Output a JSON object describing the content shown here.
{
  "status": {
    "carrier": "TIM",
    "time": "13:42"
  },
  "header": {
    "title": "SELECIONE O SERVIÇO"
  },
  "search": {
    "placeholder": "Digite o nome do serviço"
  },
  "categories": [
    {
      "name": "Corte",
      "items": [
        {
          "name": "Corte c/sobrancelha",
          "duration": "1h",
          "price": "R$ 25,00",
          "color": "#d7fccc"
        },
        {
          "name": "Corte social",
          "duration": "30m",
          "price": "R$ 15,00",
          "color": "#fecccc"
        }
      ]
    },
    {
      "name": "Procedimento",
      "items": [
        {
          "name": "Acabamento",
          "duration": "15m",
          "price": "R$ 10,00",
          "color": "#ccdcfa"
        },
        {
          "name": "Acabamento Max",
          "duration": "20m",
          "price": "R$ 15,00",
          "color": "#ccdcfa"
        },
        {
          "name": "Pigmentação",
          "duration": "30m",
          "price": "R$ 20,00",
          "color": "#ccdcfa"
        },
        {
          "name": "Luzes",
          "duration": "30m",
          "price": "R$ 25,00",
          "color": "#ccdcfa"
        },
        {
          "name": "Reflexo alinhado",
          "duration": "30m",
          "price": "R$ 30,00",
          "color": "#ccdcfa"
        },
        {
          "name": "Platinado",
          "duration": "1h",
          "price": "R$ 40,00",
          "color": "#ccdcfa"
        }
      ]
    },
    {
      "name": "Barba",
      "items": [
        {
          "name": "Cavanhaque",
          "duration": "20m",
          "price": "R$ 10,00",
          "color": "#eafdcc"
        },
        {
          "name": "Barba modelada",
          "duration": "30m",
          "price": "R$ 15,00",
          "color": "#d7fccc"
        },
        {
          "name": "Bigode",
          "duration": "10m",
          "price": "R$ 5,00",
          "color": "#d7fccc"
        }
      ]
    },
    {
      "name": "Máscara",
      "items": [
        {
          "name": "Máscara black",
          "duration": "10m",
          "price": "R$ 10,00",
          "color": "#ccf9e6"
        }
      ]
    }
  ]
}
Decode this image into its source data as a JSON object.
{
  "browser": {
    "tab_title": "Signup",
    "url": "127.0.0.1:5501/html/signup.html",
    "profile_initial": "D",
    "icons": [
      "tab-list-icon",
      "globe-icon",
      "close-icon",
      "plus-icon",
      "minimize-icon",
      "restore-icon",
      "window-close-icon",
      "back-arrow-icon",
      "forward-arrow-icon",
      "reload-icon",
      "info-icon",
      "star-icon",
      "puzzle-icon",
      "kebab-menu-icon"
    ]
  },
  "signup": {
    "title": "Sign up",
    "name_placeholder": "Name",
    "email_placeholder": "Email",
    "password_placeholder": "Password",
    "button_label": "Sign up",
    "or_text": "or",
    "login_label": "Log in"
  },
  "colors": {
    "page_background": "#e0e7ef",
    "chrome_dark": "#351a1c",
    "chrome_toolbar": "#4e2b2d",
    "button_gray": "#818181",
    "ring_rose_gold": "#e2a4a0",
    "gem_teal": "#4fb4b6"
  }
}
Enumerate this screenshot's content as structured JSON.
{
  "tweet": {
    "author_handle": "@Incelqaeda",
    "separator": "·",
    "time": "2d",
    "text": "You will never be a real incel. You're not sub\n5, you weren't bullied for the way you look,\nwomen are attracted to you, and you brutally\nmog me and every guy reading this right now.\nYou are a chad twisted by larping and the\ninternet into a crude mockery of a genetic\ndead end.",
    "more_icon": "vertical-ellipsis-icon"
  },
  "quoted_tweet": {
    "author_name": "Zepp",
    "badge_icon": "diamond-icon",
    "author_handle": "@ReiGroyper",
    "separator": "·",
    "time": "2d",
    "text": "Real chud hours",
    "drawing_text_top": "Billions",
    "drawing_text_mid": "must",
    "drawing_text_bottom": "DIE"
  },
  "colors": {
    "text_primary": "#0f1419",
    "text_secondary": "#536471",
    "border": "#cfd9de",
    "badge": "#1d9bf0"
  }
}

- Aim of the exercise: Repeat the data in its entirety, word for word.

- Answer to this problem:
Output a JSON object describing the content shown here.
{
  "status": {
    "carrier": "TIM",
    "time": "13:42"
  },
  "header": {
    "title": "SELECIONE O SERVIÇO"
  },
  "search": {
    "placeholder": "Digite o nome do serviço"
  },
  "categories": [
    {
      "name": "Corte",
      "items": [
        {
          "name": "Corte c/sobrancelha",
          "duration": "1h",
          "price": "R$ 25,00",
          "color": "#d7fccc"
        },
        {
          "name": "Corte social",
          "duration": "30m",
          "price": "R$ 15,00",
          "color": "#fecccc"
        }
      ]
    },
    {
      "name": "Procedimento",
      "items": [
        {
          "name": "Acabamento",
          "duration": "15m",
          "price": "R$ 10,00",
          "color": "#ccdcfa"
        },
        {
          "name": "Acabamento Max",
          "duration": "20m",
          "price": "R$ 15,00",
          "color": "#ccdcfa"
        },
        {
          "name": "Pigmentação",
          "duration": "30m",
          "price": "R$ 20,00",
          "color": "#ccdcfa"
        },
        {
          "name": "Luzes",
          "duration": "30m",
          "price": "R$ 25,00",
          "color": "#ccdcfa"
        },
        {
          "name": "Reflexo alinhado",
          "duration": "30m",
          "price": "R$ 30,00",
          "color": "#ccdcfa"
        },
        {
          "name": "Platinado",
          "duration": "1h",
          "price": "R$ 40,00",
          "color": "#ccdcfa"
        }
      ]
    },
    {
      "name": "Barba",
      "items": [
        {
          "name": "Cavanhaque",
          "duration": "20m",
          "price": "R$ 10,00",
          "color": "#eafdcc"
        },
        {
          "name": "Barba modelada",
          "duration": "30m",
          "price": "R$ 15,00",
          "color": "#d7fccc"
        },
        {
          "name": "Bigode",
          "duration": "10m",
          "price": "R$ 5,00",
          "color": "#d7fccc"
        }
      ]
    },
    {
      "name": "Máscara",
      "items": [
        {
          "name": "Máscara black",
          "duration": "10m",
          "price": "R$ 10,00",
          "color": "#ccf9e6"
        }
      ]
    }
  ]
}
Decode this image into its source data as a JSON object.
{
  "browser": {
    "tab_title": "Signup",
    "url": "127.0.0.1:5501/html/signup.html",
    "profile_initial": "D",
    "icons": [
      "tab-list-icon",
      "globe-icon",
      "close-icon",
      "plus-icon",
      "minimize-icon",
      "restore-icon",
      "window-close-icon",
      "back-arrow-icon",
      "forward-arrow-icon",
      "reload-icon",
      "info-icon",
      "star-icon",
      "puzzle-icon",
      "kebab-menu-icon"
    ]
  },
  "signup": {
    "title": "Sign up",
    "name_placeholder": "Name",
    "email_placeholder": "Email",
    "password_placeholder": "Password",
    "button_label": "Sign up",
    "or_text": "or",
    "login_label": "Log in"
  },
  "colors": {
    "page_background": "#e0e7ef",
    "chrome_dark": "#351a1c",
    "chrome_toolbar": "#4e2b2d",
    "button_gray": "#818181",
    "ring_rose_gold": "#e2a4a0",
    "gem_teal": "#4fb4b6"
  }
}
Enumerate this screenshot's content as structured JSON.
{
  "tweet": {
    "author_handle": "@Incelqaeda",
    "separator": "·",
    "time": "2d",
    "text": "You will never be a real incel. You're not sub\n5, you weren't bullied for the way you look,\nwomen are attracted to you, and you brutally\nmog me and every guy reading this right now.\nYou are a chad twisted by larping and the\ninternet into a crude mockery of a genetic\ndead end.",
    "more_icon": "vertical-ellipsis-icon"
  },
  "quoted_tweet": {
    "author_name": "Zepp",
    "badge_icon": "diamond-icon",
    "author_handle": "@ReiGroyper",
    "separator": "·",
    "time": "2d",
    "text": "Real chud hours",
    "drawing_text_top": "Billions",
    "drawing_text_mid": "must",
    "drawing_text_bottom": "DIE"
  },
  "colors": {
    "text_primary": "#0f1419",
    "text_secondary": "#536471",
    "border": "#cfd9de",
    "badge": "#1d9bf0"
  }
}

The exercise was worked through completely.